**REQUIREMENT**
The required output is every entry, printed exactly as written.

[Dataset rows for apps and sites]
○ ○ ○ ○ ○
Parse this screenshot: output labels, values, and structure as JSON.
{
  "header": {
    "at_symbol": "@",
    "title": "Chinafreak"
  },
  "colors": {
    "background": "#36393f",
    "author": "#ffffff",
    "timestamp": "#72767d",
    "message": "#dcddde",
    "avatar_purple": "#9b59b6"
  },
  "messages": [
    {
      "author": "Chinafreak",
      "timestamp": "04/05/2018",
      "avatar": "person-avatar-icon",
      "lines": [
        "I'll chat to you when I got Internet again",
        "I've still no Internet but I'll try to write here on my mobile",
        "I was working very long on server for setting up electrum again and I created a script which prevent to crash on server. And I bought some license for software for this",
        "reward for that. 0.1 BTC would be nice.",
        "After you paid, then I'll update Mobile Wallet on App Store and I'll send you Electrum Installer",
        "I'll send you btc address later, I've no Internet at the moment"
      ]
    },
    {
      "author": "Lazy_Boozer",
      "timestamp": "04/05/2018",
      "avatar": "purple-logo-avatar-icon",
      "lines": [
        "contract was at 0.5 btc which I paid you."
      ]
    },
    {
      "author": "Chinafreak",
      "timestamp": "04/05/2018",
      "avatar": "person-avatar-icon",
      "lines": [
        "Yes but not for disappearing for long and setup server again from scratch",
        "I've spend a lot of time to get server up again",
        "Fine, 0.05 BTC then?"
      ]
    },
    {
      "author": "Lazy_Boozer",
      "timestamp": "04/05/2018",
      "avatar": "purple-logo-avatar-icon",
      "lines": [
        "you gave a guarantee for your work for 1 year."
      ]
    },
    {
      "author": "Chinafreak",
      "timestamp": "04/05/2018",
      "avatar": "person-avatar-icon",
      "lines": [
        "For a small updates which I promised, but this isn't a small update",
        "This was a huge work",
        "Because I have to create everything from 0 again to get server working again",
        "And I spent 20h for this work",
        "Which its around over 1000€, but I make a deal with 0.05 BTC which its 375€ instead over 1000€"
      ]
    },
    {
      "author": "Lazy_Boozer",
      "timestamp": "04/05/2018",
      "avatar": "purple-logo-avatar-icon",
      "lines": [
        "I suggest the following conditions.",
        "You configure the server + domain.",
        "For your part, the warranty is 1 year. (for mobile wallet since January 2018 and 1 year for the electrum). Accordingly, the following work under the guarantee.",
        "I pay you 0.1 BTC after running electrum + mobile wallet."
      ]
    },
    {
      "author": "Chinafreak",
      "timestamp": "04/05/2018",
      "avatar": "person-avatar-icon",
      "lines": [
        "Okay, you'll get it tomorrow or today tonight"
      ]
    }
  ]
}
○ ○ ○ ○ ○
**SOLUTION FOR THIS PROBLEM**
Parse this screenshot: output labels, values, and structure as JSON.
{
  "header": {
    "at_symbol": "@",
    "title": "Chinafreak"
  },
  "colors": {
    "background": "#36393f",
    "author": "#ffffff",
    "timestamp": "#72767d",
    "message": "#dcddde",
    "avatar_purple": "#9b59b6"
  },
  "messages": [
    {
      "author": "Chinafreak",
      "timestamp": "04/05/2018",
      "avatar": "person-avatar-icon",
      "lines": [
        "I'll chat to you when I got Internet again",
        "I've still no Internet but I'll try to write here on my mobile",
        "I was working very long on server for setting up electrum again and I created a script which prevent to crash on server. And I bought some license for software for this",
        "reward for that. 0.1 BTC would be nice.",
        "After you paid, then I'll update Mobile Wallet on App Store and I'll send you Electrum Installer",
        "I'll send you btc address later, I've no Internet at the moment"
      ]
    },
    {
      "author": "Lazy_Boozer",
      "timestamp": "04/05/2018",
      "avatar": "purple-logo-avatar-icon",
      "lines": [
        "contract was at 0.5 btc which I paid you."
      ]
    },
    {
      "author": "Chinafreak",
      "timestamp": "04/05/2018",
      "avatar": "person-avatar-icon",
      "lines": [
        "Yes but not for disappearing for long and setup server again from scratch",
        "I've spend a lot of time to get server up again",
        "Fine, 0.05 BTC then?"
      ]
    },
    {
      "author": "Lazy_Boozer",
      "timestamp": "04/05/2018",
      "avatar": "purple-logo-avatar-icon",
      "lines": [
        "you gave a guarantee for your work for 1 year."
      ]
    },
    {
      "author": "Chinafreak",
      "timestamp": "04/05/2018",
      "avatar": "person-avatar-icon",
      "lines": [
        "For a small updates which I promised, but this isn't a small update",
        "This was a huge work",
        "Because I have to create everything from 0 again to get server working again",
        "And I spent 20h for this work",
        "Which its around over 1000€, but I make a deal with 0.05 BTC which its 375€ instead over 1000€"
      ]
    },
    {
      "author": "Lazy_Boozer",
      "timestamp": "04/05/2018",
      "avatar": "purple-logo-avatar-icon",
      "lines": [
        "I suggest the following conditions.",
        "You configure the server + domain.",
        "For your part, the warranty is 1 year. (for mobile wallet since January 2018 and 1 year for the electrum). Accordingly, the following work under the guarantee.",
        "I pay you 0.1 BTC after running electrum + mobile wallet."
      ]
    },
    {
      "author": "Chinafreak",
      "timestamp": "04/05/2018",
      "avatar": "person-avatar-icon",
      "lines": [
        "Okay, you'll get it tomorrow or today tonight"
      ]
    }
  ]
}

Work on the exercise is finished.